Fox with issues by Nina Saunders 2012 image ©
The list of artists is equally impressive with works by Francis Alys, Damien Hirst, Polly Morgan and Matt Collishaw alongside Danish artist Nina Saunders and Korean artist Hyungkoo Lee who are both displaying new pieces of work for the first time in the UK.
The exhibition is as visually striking as one would expect from artists of this calibre; however what is even more impressive is how an exhibition which is ostensibly about beasts represented in art is able to bring in and explore the themes of beasts in a wider cultural sense. For example, as one marvels at the delicate intricacies of Tessa Farmer’s “A Wounded Herring Gull”, following her well-known theme of a larger taxidermy animal being attacked by a swarm of miniature menacing skeletal fairies, it is hard not to picture the Lilliputians pinning down Gulliver in Jonathan Swift’s satire or the macabre tales of the Brothers Grimm.
The literary theme is also apparent in one of the highlights of the exhibition, a full-room installation by Claire Morgan titled “Heart of Darkness”, referencing Joseph Conrad’s novel, in which a mass of flies are suspended in mid-air in perfect geometric form. This most chaotic of insects of the order of Diptera are brought to order and yet, by shifting one’s gaze slightly, they appear to return to a state of chaos before returning back into order as the laws of geometry exert their immutable force.
Wounded herring gull by Tessa Farmer © Bexley
Heritage Trust /A.Purkiss
Breaking free from any equivalent shackles is the fox in “The Nightwatch” by Francis Alys, a piece commissioned by Artangel in 2004 in which a fox was released into the National Portrait Gallery overnight with its meanderings recorded for posterity on the gallery’s CCTV - shades of Orwell again and the nature of modern day surveillance in Britain where an estimated 2 million cameras ensure the beady eye of Big Brother rarely leaves us unobserved as we go about our daily lives.

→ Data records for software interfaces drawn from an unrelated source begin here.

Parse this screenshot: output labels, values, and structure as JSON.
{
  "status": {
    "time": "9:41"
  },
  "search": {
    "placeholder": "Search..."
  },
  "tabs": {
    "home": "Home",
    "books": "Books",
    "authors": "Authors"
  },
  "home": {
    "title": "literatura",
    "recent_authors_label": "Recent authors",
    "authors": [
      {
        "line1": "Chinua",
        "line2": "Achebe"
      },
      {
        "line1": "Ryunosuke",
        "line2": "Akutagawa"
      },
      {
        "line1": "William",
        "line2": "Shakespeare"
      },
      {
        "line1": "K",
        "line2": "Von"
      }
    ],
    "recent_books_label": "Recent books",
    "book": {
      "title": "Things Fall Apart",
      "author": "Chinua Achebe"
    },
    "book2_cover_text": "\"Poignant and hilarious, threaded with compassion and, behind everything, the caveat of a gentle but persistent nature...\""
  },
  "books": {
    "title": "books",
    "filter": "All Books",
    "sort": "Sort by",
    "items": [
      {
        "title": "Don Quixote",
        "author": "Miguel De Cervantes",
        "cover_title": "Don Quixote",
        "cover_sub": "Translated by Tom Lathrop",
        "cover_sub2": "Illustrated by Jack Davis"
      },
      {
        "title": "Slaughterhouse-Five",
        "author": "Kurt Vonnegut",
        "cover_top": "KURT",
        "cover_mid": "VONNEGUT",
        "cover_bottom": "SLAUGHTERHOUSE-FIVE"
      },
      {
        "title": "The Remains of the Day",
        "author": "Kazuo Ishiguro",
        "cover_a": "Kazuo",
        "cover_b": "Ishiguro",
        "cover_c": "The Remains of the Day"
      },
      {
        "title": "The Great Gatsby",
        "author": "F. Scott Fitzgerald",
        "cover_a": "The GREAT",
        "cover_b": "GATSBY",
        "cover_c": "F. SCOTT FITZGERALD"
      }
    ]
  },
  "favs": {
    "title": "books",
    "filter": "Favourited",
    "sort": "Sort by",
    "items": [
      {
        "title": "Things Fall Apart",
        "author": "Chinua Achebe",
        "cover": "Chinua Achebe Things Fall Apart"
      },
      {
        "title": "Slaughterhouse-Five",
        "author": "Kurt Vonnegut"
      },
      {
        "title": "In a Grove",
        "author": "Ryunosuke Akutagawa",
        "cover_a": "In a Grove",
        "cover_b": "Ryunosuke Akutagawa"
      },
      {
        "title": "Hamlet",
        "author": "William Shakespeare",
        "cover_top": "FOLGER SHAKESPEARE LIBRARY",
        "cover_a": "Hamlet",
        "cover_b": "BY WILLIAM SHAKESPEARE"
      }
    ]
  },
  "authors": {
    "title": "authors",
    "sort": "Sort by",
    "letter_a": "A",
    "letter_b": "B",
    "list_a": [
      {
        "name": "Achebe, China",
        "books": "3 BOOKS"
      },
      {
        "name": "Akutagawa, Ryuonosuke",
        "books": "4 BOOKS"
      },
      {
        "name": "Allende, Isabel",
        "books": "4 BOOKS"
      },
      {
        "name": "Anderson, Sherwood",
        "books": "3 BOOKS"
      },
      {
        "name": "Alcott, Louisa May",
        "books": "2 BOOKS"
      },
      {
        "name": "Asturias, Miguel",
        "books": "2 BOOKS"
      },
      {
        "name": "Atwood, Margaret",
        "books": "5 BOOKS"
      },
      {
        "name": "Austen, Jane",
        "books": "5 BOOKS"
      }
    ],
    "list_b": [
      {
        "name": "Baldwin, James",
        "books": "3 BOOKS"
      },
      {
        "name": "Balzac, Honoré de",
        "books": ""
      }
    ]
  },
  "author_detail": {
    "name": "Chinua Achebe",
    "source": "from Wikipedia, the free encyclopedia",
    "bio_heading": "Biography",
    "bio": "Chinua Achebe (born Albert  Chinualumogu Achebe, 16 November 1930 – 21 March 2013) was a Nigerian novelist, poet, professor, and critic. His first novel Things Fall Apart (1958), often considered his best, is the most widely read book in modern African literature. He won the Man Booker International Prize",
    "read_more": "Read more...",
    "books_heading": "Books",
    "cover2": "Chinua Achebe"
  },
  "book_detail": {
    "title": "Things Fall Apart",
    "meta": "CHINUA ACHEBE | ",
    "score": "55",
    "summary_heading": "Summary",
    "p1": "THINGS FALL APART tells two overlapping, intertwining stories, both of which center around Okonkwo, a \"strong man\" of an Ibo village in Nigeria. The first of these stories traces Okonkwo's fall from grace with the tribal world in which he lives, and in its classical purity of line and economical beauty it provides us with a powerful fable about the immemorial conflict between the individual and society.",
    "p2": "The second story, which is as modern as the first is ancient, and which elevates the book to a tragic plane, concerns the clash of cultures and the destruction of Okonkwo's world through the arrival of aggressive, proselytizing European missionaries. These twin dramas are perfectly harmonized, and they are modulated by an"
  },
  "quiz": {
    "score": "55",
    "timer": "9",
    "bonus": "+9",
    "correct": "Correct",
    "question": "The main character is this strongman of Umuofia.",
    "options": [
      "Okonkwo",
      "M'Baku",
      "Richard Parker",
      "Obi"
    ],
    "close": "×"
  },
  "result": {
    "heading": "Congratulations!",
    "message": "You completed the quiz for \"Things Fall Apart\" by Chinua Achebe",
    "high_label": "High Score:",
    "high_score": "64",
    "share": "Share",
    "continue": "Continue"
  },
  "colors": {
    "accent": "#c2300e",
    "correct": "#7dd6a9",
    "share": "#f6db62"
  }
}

The preservation of beasts has been one of the defining traits of Damien Hirst’s work and his subsequent notoriety; one of the works on show here, “Sacred Heart (with Hope)” plays on the religious theme with a dagger plunged into a bulls heart which is sprouting angelic wings.
Caroline Worthington, Chief Executive of Bexley Heritage Trust, the charity which runs Hall Place said “we know that it will certainly appeal to the curious, the art lovers – and anyone with a sense of adventure.” From the humorous interpretation of psychiatry displayed in Nina Saunder’s “Fox with Issues” to Thomas Grunfeld’s manipulation of the laws of genetics to create new ‘species’ in his “misfits” series, Beastly Hall is an imaginative, thought-provoking and stimulating journey through the land of beasts and which encourages us to reconsider our preconceptions and prejudices of what constitutes a beast.
Heart of Darkness by Claire Morgan / © Bexley
Beastly Hall runs until July 2013
Hall Place & Gardens, Bourne Road, Bexley, Kent, DA5 1PQ